This plant is found growing naturally south of the River Yangtze in China together with other locations in Japan, South Korea and also Southeast Asia.

Today it extensively cultivated in all the tea growing areas of the world with China, India, Sri Lanka and Taiwan being the largest producers.

John-Horsey-Metasequoia-glyptostroboidesTrewidden has another Chinese connection with the Dawn Redwood Metasequoia glyptostroboides – this particular specimen thought to have been planted in the late 1940’s early 1950’s and one of the first to be planted in Britain.

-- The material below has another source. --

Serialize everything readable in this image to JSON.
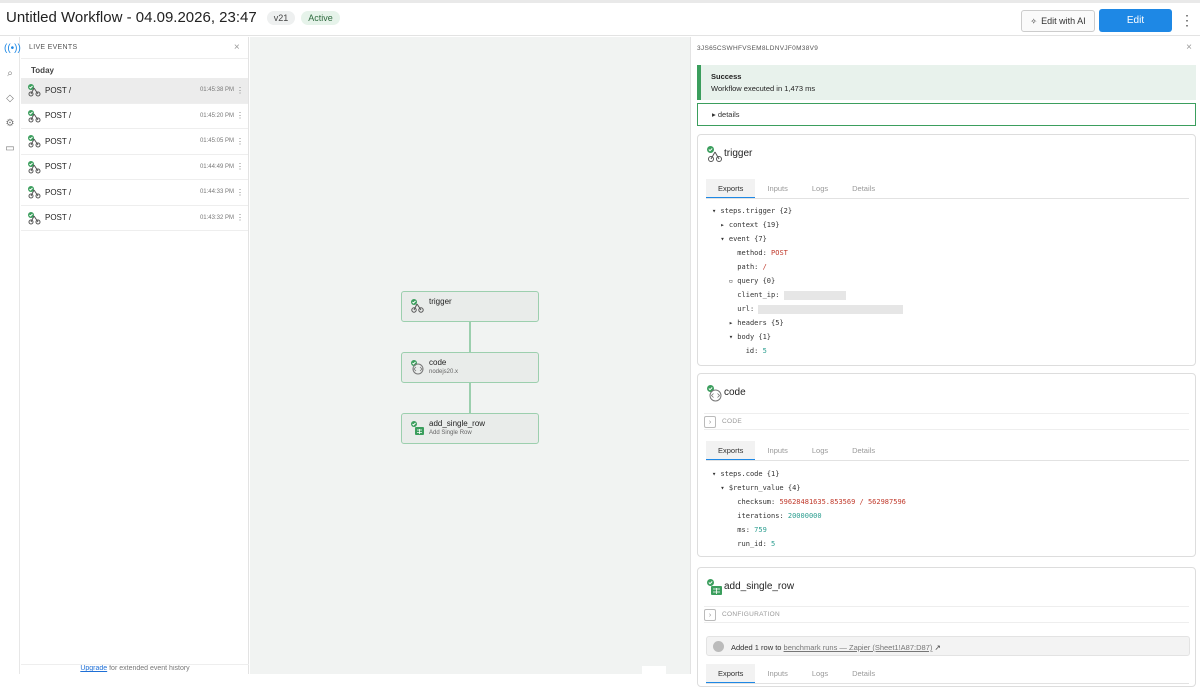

This is because this species of tree was only known from fossils and botanists had thought it to be extinct until in 1941 it was discovered living and growing in the wild in China.  Being one of the few deciduous conifers it is beautiful in Autumn and Spring making it a very garden worthy tree.



Two lovely adjacent gardens just south of Falmouth were visited being Glendurgan and Trebah.   Both have a wide range of subtropical plants planted along two valleys running down to their own beaches on the Helford River with the rhododendrons being spectacular despite the late frosts.


Trengwainton outside Penzance had an impressive series of walled gardens whilst Tregerhan near St Austell was packed with shrubs and trees which gave it the feel of a Botanic Garden.Enormous Rhododendrons, a very mature Podocarpus nivalis and Macrocarpa Cypress were exceptional.



St Michael’s Mount was a joy with a special private tour given by the Head Gardener being the icing on the cake.


John-Horsey-Dicksonia-antarticaThe vast majority of the plants seen during the Cornish trip had come through the cold snap relatively unharmed. The plants most affected were Tree Ferns, Dicksonia Antartica which had damage to the fronds, but they did look as though they would recover.








John-Horsey-Aloe-polyphyllaThe most damaged plants were the succulents such as Aeoniums, Echiverias and Beschornerias and although the centres were still just alive many were being replaced with undamaged plants.

Aloe polyphylla